(DATA begins)

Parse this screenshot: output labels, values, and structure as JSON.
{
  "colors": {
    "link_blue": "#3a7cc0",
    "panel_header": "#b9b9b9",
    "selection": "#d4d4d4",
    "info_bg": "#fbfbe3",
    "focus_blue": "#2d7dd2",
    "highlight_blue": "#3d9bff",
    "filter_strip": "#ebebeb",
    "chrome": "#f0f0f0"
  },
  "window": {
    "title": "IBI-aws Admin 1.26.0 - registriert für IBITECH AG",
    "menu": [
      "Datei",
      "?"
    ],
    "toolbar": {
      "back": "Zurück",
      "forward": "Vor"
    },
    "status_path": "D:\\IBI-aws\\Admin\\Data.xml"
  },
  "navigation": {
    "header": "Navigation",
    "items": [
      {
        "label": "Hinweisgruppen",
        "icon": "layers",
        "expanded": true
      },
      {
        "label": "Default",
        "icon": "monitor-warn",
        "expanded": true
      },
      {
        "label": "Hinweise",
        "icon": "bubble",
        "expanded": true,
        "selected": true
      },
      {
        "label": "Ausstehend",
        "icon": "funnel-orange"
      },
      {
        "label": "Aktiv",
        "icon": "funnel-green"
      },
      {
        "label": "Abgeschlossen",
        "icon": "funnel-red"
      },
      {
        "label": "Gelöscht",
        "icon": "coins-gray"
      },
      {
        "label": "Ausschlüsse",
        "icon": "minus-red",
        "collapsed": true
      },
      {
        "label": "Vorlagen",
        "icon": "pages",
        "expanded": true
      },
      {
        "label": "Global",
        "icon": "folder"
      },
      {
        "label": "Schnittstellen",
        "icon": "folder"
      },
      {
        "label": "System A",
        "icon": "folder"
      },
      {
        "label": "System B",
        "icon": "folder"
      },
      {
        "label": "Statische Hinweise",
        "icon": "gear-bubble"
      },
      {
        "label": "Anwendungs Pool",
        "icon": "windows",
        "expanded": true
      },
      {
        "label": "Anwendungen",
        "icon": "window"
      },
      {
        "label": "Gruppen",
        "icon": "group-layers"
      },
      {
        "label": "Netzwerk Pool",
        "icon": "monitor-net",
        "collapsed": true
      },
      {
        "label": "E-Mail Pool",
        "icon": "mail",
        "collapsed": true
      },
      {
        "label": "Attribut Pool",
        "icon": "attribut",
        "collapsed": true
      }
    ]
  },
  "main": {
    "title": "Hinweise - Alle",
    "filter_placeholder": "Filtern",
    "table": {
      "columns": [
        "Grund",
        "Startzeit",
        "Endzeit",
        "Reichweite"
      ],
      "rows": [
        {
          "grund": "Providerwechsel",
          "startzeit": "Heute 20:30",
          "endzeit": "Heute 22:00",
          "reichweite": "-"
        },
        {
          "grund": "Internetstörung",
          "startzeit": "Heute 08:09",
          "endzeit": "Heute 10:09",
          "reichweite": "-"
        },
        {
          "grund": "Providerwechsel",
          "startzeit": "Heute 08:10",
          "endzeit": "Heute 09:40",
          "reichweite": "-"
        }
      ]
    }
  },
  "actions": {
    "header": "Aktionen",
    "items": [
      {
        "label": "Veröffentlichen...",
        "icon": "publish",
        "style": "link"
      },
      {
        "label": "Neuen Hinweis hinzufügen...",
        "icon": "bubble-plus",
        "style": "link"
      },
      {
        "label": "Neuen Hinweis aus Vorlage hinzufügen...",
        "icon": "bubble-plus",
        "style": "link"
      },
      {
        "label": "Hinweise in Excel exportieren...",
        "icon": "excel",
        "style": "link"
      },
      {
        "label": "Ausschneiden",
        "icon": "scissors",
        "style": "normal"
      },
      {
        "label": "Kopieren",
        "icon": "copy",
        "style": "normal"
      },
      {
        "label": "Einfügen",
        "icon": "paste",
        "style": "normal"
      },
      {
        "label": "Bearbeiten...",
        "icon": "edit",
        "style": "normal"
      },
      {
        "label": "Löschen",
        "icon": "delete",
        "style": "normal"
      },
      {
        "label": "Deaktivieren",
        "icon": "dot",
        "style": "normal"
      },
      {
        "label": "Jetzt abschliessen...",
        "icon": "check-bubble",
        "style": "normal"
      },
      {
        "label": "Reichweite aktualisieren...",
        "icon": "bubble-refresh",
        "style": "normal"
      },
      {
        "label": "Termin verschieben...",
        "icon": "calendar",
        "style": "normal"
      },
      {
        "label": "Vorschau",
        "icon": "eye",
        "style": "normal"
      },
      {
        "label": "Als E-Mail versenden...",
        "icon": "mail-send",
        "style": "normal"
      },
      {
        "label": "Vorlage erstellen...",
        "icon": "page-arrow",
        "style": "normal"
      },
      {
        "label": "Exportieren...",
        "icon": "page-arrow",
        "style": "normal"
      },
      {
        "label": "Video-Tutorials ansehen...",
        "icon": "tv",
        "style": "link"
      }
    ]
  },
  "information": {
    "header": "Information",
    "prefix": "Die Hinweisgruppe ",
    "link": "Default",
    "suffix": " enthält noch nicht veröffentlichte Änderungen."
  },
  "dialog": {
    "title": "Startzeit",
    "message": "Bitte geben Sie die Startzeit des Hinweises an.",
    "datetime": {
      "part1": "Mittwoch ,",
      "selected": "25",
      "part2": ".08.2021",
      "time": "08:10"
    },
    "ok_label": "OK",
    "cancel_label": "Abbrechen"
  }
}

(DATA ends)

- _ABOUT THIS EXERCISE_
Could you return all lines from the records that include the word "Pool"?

- _EXERCISE SOLUTION_
        "label": "Anwendungs Pool",
        "label": "Netzwerk Pool",
        "label": "E-Mail Pool",
        "label": "Attribut Pool",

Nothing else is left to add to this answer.